Genomic analyses of a few archaeal viruses have yielded limited insights into their different viral replication mechanisms and into possible mechanisms of packaging (Peng et al., 2001; Bettstetter et al., 2003; Häring et al., 2004; Häring et al., 2005; Vestergaard et al., 2005). These recent results, obtained in collaboration with Dr. David Prangishvili's laboratory at the Pasteur Institute, Paris, suggest a few student projects which would involve testing these putative mechanisms experimentally. Each project will involve learning basic nucleic acid and protein biochemical techniques, including cloning and expression, PCR methods, RNA expression, working with virus-host systems at high temperatures, as well as the bioinformatics of viral genomes.

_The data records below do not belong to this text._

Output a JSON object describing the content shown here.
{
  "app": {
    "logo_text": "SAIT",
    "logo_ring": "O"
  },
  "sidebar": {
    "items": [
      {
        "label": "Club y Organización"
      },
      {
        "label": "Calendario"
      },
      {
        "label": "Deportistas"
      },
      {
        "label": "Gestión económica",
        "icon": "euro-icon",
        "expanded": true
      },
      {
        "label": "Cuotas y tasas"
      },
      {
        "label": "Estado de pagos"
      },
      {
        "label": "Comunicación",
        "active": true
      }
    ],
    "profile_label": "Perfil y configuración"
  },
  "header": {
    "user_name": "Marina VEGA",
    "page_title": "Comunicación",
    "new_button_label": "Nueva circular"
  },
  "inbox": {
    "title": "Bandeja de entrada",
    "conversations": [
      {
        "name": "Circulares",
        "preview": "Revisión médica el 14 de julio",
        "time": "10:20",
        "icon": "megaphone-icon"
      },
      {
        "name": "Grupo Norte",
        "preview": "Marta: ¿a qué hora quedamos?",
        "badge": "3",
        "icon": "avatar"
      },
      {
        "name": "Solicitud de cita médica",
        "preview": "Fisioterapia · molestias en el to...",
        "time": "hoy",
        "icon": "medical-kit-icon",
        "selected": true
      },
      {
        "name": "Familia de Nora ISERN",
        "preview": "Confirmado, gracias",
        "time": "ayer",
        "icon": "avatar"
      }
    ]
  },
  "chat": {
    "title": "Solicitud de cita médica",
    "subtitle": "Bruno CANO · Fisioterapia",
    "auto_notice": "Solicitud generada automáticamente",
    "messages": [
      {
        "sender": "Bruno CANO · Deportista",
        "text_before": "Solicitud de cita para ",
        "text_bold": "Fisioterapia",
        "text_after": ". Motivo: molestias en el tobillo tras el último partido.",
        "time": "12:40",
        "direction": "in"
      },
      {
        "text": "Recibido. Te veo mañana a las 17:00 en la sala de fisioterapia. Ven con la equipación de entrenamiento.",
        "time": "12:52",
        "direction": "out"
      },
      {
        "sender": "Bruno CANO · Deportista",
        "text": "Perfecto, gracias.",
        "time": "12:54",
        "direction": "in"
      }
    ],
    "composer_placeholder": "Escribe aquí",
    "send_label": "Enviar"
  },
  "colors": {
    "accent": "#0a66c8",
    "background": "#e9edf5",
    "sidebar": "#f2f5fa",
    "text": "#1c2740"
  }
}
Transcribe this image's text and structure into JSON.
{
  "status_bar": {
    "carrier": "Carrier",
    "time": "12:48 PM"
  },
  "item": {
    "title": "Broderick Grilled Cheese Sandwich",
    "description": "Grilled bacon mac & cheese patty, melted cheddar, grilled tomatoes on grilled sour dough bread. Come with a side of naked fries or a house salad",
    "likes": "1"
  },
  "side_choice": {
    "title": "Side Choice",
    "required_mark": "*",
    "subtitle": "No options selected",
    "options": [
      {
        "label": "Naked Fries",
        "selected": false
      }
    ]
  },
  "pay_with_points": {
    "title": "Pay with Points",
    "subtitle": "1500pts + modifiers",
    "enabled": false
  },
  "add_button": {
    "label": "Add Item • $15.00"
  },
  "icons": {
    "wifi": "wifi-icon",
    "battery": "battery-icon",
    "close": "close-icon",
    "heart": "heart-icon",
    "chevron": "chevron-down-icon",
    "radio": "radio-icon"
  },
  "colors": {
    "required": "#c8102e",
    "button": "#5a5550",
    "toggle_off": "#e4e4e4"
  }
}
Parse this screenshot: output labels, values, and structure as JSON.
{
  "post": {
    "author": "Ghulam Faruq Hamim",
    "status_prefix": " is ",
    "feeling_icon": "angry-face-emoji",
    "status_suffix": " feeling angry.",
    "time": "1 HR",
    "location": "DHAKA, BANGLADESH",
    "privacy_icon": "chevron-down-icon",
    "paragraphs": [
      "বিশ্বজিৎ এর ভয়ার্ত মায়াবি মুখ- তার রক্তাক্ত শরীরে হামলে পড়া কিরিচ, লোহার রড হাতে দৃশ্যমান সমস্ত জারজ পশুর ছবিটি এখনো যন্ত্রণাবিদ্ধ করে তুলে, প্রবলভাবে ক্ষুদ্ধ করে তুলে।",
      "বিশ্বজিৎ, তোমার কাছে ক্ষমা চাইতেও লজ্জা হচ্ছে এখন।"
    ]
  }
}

Contact: Roger Garrett, Xu Peng

A special mechanism of genomic change in an Archaeal Rudivirus

The genome of one of the archaeal rudiviruses (SIRV1) undergoes rapid rearrangement in a foreign Sulfolobus host. One of the major mechanisms involves the insertion/deletion of 12 bp elements which appear, to an unquantified degree, to be mobile in the genome (Peng et al., 2004). The project involves determining the nature, and the mechanism of mobility, of these unusual elements which profoundly affect both the genome structure and the individual genes of the virus. The experiments will require the application of various biochemical methods and the student will learn to work with RNA and DNA techniques as well as methods for studying protein- nucleic acid interactions.

Contact: Xu Peng